In Princeton, the No. 1 lightweight squad could not make it three in a row against the No. 2 Tigers this season, losing the momentum it had built up during the team’s previously undefeated season.
On the Charles River the same day, the Black and White heavyweight crew fell to unranked Boston University, stretching the team’s losing streak to four races.
At the lightweight showdown between No. 1 and No. 2, Radcliffe was favored to win, but the team’s advantage hung on a thin thread. That thread broke on Saturday.
“We all agreed that we didn’t have our best race,” lightweight co-captain Sarah Bates said. “But we can’t deny they were faster than us; we just didn’t have an ‘on’ day.”
The varsity eight failed to produce a good start in its race, as the headwind on the river pushed the team off track. As the race progressed, the Black and White could not fully recover, losing to the Tigers by three seconds with a time of 7:25.5.
“It was a messy start right from the get-go, and the rough start brought an overall disconnected race,” lightweight co-captain Ashley Antony said. “[As a result], we didn’t race as we can and should have.”
It was not a total disappointment for the lightweight squad, as the team only lost by that three-second margin while racing poorly. The defeat also gives Radcliffe extra motivation for Eastern Sprints in two weeks—it is a wake-up call to get the team re-focused.
“Princeton raced really well, but that race is not indicative of the speed we can have,” Antony said. “The loss is a great motivating factor to help drive us because we could get complacent with winning. This gives us an opportunity to improve together to push for Sprints.”
For the heavyweights, the Terriers’ victory was a huge upset. It was not a wake-up call, just a continuation of its struggles this season. And the Black and White cites a simple reason for this defeat.

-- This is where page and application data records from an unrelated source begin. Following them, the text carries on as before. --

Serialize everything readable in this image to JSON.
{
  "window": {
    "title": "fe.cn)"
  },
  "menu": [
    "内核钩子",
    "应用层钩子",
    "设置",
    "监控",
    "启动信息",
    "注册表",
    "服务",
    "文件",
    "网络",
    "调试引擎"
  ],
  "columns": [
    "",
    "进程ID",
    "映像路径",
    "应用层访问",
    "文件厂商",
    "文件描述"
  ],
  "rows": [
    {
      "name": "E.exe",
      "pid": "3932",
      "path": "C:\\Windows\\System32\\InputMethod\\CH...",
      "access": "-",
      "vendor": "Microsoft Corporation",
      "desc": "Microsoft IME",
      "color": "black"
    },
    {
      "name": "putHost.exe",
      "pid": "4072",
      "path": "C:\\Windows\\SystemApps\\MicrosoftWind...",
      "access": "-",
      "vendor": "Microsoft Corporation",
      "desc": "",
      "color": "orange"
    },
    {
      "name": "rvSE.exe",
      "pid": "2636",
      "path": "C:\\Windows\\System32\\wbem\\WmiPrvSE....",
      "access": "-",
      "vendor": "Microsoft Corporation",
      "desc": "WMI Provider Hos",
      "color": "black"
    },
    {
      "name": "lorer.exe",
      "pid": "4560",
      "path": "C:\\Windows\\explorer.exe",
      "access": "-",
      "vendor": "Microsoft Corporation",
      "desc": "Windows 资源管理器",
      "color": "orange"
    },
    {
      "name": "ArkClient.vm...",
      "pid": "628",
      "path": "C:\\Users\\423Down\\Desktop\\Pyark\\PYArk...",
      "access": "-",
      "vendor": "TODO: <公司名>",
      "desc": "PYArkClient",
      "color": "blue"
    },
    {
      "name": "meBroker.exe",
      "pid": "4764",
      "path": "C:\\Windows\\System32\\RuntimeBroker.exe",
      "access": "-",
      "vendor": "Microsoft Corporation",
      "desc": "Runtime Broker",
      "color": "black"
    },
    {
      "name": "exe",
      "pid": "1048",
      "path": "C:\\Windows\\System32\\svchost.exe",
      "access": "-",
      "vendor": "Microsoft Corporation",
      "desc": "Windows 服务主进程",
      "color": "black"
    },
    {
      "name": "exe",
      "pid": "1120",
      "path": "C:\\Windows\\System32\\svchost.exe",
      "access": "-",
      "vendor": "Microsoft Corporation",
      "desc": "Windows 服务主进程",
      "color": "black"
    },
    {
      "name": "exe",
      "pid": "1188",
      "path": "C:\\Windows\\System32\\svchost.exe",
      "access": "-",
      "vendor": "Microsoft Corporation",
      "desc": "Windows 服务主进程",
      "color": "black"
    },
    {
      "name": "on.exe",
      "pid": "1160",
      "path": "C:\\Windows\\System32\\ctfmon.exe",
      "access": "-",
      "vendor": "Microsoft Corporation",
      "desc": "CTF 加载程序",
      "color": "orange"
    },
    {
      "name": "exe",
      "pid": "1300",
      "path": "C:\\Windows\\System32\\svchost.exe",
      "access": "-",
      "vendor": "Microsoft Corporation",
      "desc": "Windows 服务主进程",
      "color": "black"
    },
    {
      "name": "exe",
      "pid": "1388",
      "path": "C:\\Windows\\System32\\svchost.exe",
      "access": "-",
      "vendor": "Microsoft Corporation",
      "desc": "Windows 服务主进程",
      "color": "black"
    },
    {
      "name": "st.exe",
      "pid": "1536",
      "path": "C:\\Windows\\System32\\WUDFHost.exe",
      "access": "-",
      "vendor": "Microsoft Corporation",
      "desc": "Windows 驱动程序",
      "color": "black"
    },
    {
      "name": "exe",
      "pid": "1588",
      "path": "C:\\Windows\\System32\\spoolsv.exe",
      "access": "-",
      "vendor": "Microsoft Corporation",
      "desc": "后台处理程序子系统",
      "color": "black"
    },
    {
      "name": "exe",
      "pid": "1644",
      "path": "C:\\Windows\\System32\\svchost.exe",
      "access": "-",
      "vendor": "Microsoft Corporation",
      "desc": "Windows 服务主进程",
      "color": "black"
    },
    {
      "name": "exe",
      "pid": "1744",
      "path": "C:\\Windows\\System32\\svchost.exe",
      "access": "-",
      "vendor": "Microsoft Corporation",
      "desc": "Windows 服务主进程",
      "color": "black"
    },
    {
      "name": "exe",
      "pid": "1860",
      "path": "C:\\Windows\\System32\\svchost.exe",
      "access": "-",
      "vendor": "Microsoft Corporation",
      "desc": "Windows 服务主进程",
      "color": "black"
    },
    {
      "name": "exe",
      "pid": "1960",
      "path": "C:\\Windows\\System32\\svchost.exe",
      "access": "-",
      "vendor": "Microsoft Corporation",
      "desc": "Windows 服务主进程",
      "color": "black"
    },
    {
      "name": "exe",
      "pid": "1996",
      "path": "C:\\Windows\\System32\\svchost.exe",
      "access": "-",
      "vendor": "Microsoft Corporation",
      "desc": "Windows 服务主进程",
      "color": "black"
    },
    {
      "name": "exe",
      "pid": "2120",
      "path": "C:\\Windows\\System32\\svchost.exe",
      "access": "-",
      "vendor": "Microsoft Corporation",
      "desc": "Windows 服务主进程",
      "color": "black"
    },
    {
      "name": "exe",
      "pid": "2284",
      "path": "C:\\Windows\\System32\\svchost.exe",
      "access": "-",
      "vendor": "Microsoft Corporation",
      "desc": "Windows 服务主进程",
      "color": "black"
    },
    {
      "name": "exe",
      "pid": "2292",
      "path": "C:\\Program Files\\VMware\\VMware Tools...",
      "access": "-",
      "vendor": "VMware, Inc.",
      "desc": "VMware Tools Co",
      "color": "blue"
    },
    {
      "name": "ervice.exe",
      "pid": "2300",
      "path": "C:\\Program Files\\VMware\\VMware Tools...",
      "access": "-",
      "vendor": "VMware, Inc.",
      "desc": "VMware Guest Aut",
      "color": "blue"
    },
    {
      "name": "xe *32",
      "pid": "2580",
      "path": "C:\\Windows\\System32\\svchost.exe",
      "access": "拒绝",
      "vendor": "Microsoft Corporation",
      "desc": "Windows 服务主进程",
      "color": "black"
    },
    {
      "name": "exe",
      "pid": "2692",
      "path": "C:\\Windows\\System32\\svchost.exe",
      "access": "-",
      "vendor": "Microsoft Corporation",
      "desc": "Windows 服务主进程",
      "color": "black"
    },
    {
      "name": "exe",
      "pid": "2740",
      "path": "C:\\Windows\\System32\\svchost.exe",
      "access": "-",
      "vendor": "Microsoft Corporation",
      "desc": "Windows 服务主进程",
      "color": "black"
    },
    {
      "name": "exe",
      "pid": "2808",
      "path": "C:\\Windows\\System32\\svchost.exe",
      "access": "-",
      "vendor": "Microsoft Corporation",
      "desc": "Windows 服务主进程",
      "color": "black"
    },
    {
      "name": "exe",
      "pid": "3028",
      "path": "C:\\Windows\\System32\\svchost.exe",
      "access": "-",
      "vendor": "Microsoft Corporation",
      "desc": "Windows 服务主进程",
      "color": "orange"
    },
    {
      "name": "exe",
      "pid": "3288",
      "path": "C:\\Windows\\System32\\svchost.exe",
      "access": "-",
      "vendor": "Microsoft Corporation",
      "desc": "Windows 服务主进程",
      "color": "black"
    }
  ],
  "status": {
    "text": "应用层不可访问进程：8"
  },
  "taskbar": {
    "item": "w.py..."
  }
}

“That race was probably one of our worst races of the season,” heavyweight senior Laura Martin said. “We had problems from the beginning.”
Despite these problems, the team sprinted ahead by a boat length over the first 1000 meters. But Radcliffe never got in rhythm, never raced in unison, and as a result, the team fell back over the third 500 meters. The Black and White, despite a strong final sprint, could not catch BU, as the varsity eight was edged by 1.6 seconds in posting a time of 6:29.0.
“We gained a boat length in the first 1000, but then the boat fell apart,” Martin said. “We tried to pull it back together at the end but could not make it.”
The varsity eight could not come together in part because the combination on Saturday had never raced together. In addition to an injury on the boat, the Black and White had also brought up two new members to the varsity eight. Looking to this race as a warm-up for this new combination, the team hopes that come Eastern Sprints, the squad can find the speed that was lacking on Saturday.
“There is a lot of potential to pull things together,” Martin said. “We know we have the speed, we just have to come together to get it.”
One bright spot on the day for Radcliffe was on the lightweight side, as the varsity four and novice eight gained speed and time from the last time these squads faced No. 2 Princeton at the Knecht Cup.
“The four and the novice eight both had amazing races,” Bates said. “They both gained a lot of distance from the last time they raced.”
For both squads, though, the next two weeks will be a time to improve. The heavyweights have to come together to salvage an otherwise disappointing season. The lightweights know they are not invincible.
By Eastern Sprints, both crews hope for a different result than the one experienced on Saturday.
“We’re going into practice using it as an opportunity to find more speed,” Antony said. “We know what we need to do over the next few weeks—we must bring that to Sprints and race better.”
—Staff writer Walter E. Howell can be reached at firstname.lastname@example.org.